Across the entries below, how many lines include the word "chat"? Reply with only the number.
= = = = = = =
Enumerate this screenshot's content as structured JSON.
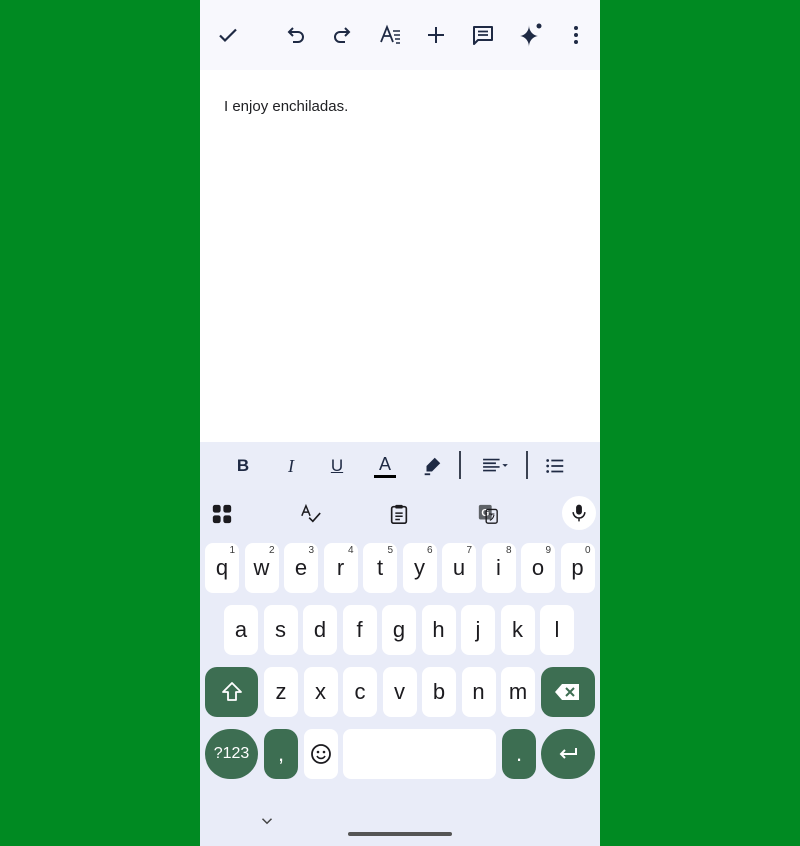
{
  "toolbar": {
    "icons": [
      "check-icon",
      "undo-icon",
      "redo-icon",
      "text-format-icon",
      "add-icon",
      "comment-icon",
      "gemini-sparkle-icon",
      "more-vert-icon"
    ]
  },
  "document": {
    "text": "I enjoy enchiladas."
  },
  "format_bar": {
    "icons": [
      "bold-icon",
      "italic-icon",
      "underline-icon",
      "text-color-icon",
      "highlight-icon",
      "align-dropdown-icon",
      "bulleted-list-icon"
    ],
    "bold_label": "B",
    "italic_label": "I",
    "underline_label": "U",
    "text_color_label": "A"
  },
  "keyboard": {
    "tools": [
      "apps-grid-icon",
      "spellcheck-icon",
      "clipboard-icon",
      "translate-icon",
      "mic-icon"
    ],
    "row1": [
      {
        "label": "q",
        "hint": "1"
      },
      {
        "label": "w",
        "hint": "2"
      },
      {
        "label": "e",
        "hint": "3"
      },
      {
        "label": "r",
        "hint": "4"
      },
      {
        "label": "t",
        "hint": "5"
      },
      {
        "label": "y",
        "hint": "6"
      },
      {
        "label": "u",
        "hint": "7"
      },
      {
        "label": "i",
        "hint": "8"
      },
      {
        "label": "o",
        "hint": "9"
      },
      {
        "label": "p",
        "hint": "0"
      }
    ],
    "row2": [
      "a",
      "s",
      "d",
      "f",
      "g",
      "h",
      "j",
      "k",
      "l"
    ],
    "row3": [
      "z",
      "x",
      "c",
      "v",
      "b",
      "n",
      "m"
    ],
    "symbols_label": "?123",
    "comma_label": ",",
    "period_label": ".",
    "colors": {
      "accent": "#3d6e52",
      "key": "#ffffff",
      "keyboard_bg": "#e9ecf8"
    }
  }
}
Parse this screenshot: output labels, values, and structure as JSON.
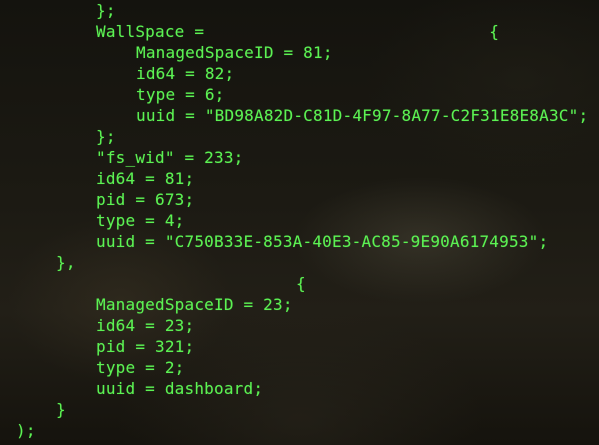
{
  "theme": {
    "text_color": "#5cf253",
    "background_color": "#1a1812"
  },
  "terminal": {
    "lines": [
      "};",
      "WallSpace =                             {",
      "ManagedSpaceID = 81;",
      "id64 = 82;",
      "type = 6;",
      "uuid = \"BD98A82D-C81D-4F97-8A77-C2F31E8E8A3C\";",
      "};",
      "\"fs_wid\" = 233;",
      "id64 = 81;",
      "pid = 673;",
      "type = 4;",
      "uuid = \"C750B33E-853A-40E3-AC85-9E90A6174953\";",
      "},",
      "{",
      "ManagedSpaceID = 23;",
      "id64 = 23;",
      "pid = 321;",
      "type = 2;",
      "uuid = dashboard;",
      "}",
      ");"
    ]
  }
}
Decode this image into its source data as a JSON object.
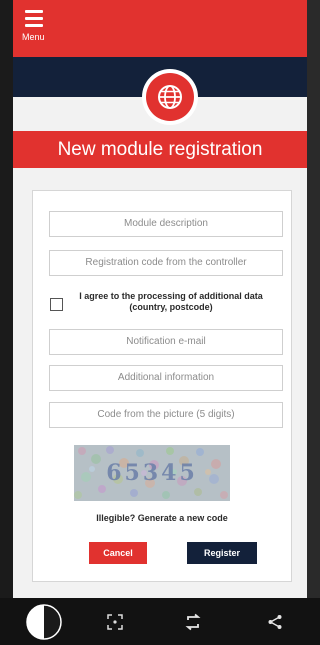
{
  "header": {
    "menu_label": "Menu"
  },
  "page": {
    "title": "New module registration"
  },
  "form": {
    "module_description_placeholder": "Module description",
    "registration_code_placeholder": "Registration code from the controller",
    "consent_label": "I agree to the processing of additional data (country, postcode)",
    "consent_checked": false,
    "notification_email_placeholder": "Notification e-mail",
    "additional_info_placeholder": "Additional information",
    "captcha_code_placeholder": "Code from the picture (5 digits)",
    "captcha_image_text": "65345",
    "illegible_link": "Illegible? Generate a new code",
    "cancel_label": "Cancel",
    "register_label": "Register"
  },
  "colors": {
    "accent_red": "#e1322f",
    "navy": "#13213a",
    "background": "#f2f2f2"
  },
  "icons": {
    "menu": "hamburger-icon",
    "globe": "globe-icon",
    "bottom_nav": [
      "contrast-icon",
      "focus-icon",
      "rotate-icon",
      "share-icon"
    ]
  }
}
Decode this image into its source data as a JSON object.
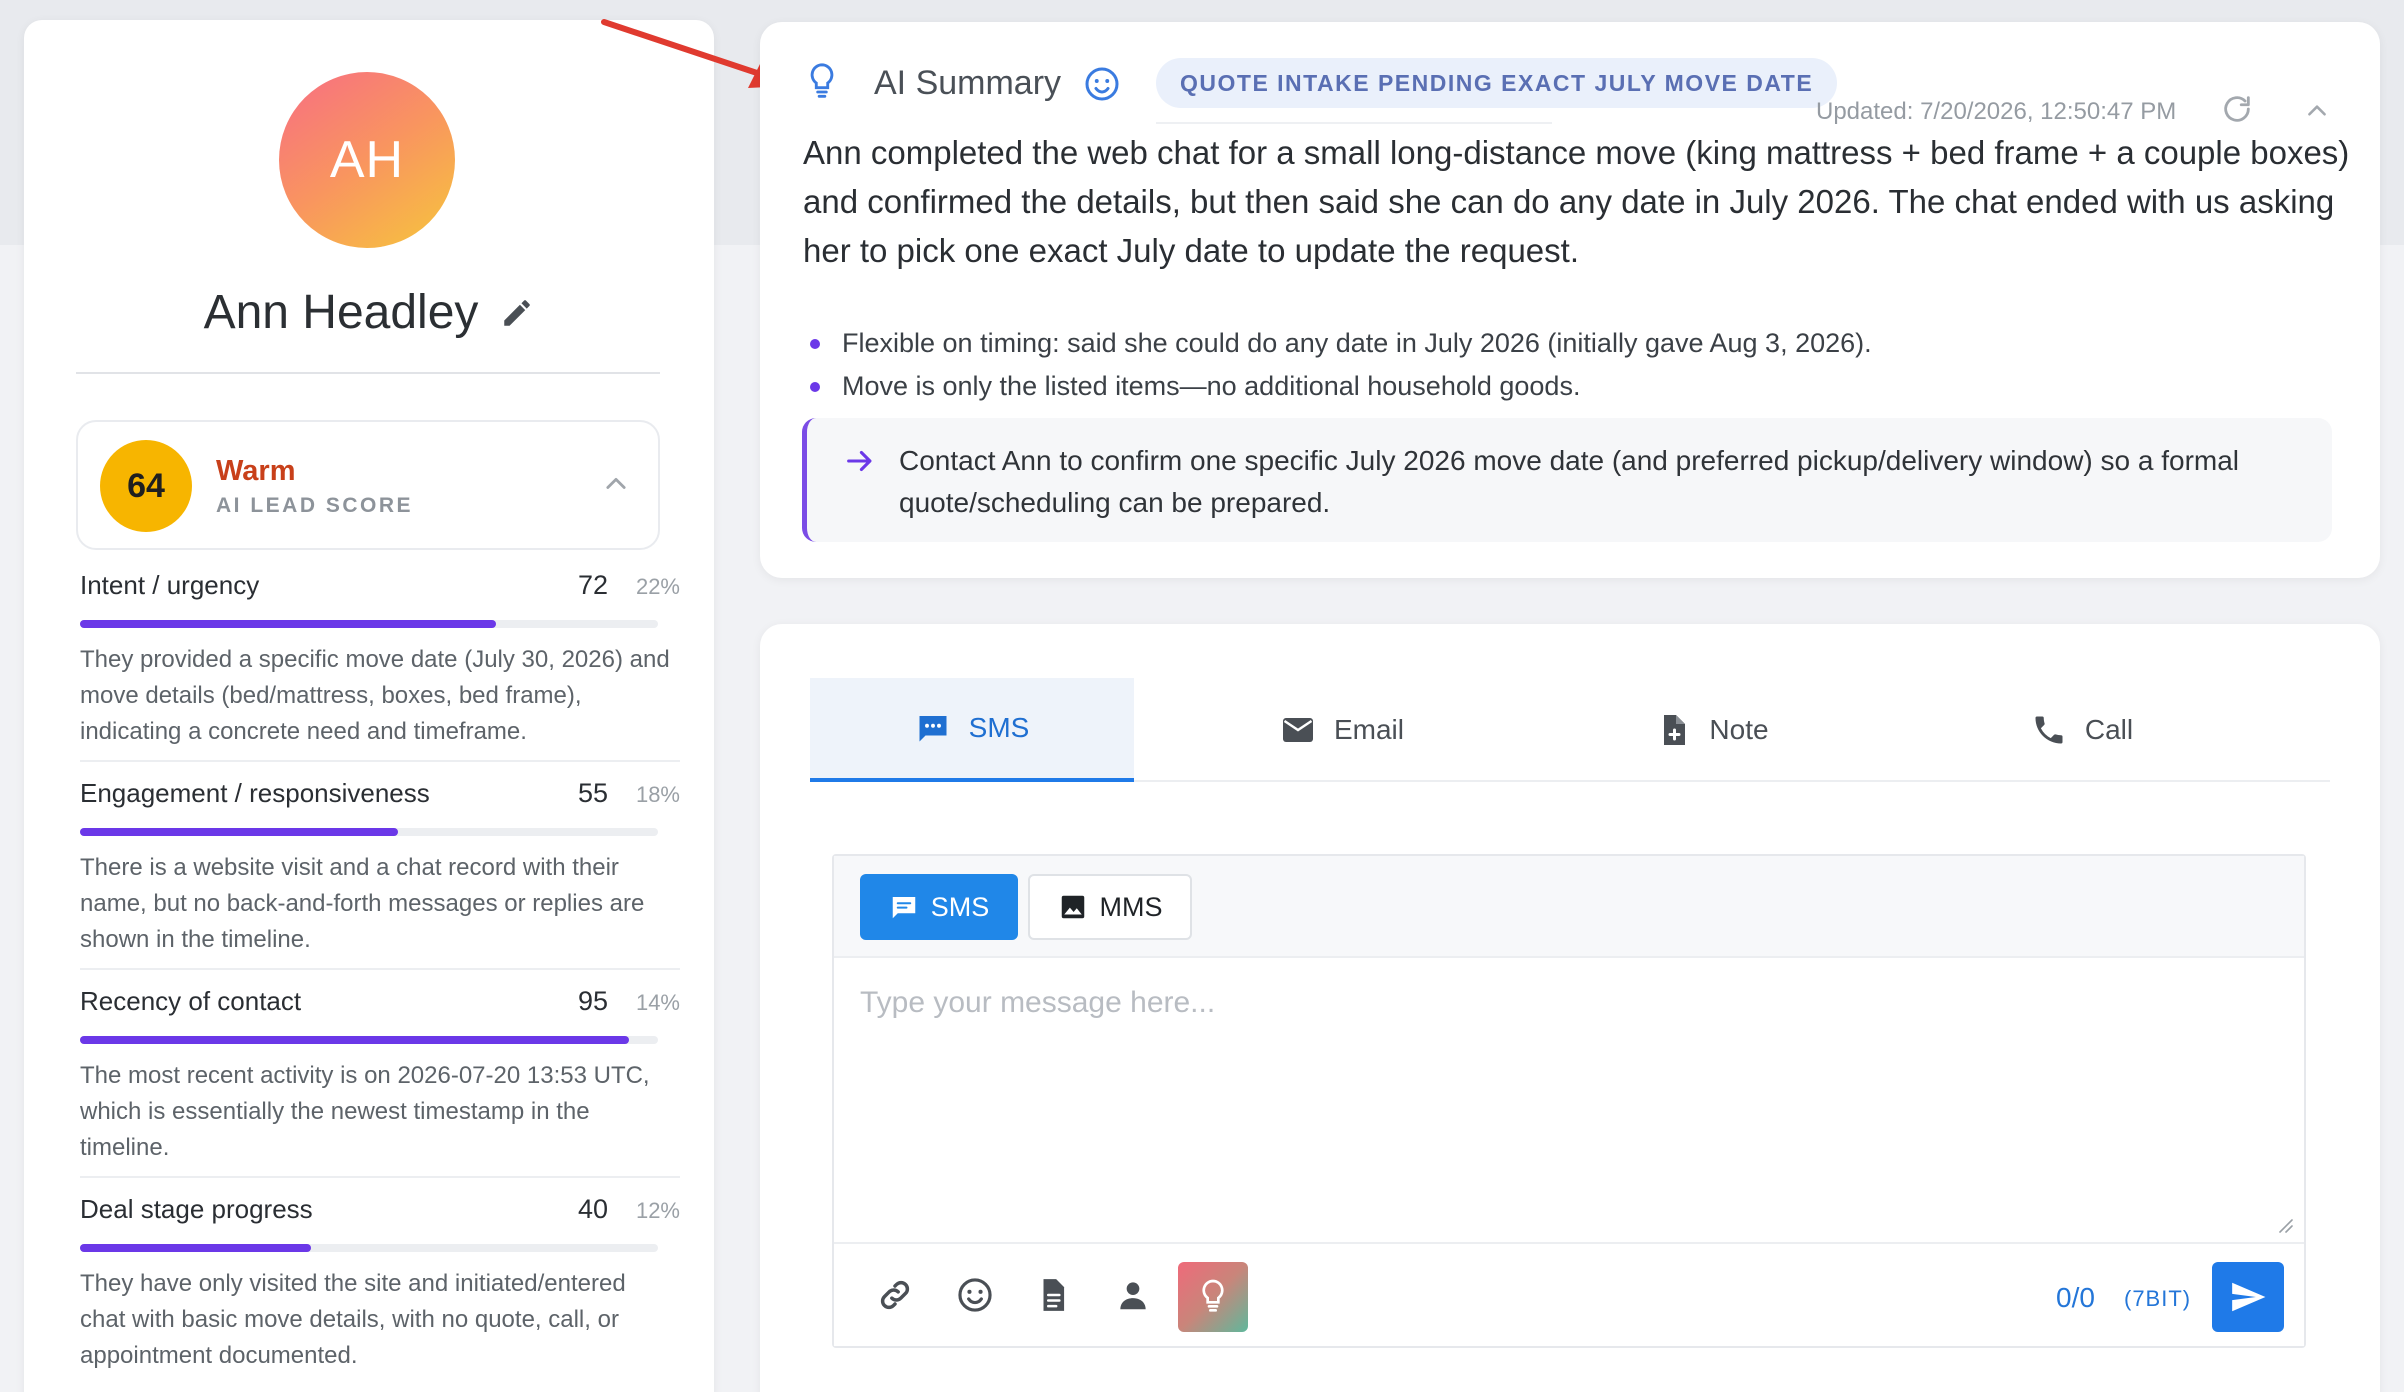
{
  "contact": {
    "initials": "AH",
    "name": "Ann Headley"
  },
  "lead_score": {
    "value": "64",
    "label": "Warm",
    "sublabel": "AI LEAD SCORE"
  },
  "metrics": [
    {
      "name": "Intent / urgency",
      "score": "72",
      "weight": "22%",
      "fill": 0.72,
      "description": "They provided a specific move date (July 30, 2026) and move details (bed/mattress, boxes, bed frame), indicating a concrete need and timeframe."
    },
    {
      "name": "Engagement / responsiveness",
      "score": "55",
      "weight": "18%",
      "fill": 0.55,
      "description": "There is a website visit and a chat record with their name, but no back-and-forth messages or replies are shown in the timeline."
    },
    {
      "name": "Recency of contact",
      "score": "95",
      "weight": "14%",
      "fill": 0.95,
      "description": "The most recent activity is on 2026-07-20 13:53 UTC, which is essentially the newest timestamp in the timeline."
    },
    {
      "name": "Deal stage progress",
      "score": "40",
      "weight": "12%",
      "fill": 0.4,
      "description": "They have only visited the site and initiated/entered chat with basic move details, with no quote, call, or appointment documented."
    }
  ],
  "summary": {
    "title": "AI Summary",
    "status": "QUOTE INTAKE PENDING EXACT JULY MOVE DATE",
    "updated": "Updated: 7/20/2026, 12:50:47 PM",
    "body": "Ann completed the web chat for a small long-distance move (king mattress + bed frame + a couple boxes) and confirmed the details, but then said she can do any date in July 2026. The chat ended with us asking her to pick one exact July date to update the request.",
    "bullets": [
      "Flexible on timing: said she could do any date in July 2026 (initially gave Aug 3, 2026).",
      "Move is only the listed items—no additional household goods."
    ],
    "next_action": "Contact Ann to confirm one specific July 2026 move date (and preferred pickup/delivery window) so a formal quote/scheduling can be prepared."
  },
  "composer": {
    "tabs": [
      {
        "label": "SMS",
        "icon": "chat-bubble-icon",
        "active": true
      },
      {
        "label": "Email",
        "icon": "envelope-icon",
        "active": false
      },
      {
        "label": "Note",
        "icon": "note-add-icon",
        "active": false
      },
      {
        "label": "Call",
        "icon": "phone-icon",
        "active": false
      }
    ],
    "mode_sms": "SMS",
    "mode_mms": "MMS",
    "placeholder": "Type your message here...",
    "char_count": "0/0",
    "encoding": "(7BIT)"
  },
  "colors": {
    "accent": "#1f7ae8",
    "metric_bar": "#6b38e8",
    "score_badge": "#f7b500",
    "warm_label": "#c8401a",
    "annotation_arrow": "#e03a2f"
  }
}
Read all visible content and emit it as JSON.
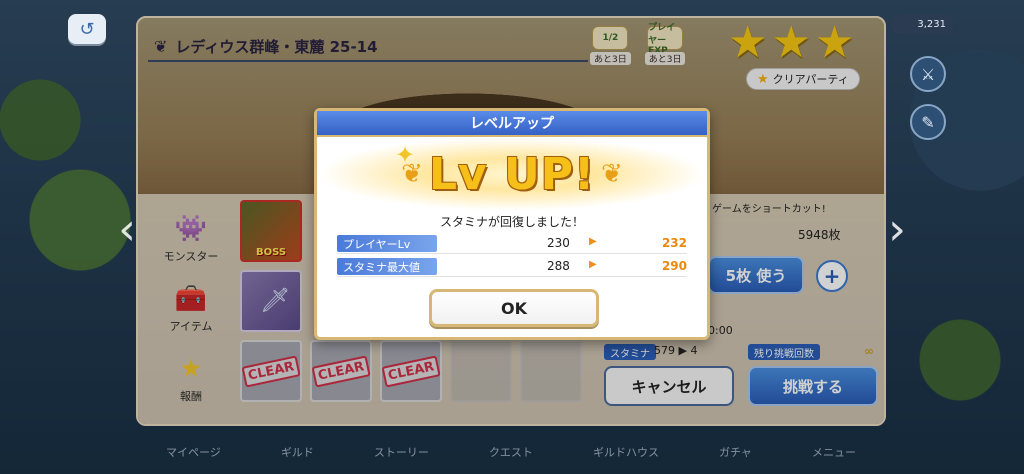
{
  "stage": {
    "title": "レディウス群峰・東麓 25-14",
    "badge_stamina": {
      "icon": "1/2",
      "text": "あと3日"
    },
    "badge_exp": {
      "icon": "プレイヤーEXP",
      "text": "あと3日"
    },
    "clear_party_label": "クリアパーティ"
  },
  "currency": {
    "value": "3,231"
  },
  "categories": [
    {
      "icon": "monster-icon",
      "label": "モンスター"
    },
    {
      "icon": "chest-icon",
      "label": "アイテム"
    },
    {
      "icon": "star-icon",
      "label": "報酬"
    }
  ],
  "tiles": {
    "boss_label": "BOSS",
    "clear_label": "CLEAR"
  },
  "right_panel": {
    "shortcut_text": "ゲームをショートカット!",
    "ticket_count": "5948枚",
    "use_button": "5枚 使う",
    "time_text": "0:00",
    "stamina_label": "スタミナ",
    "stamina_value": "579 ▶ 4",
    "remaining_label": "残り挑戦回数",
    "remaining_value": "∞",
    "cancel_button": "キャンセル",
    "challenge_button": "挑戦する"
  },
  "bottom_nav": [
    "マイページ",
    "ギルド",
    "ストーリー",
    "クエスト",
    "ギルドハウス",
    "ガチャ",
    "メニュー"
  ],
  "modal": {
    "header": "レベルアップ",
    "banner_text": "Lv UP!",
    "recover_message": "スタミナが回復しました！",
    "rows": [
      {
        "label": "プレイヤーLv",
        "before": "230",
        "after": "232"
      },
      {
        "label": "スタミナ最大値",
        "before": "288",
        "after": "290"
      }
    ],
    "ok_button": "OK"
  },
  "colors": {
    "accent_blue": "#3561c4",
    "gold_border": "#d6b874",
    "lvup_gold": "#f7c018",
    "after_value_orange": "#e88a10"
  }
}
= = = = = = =
Response to this task: 4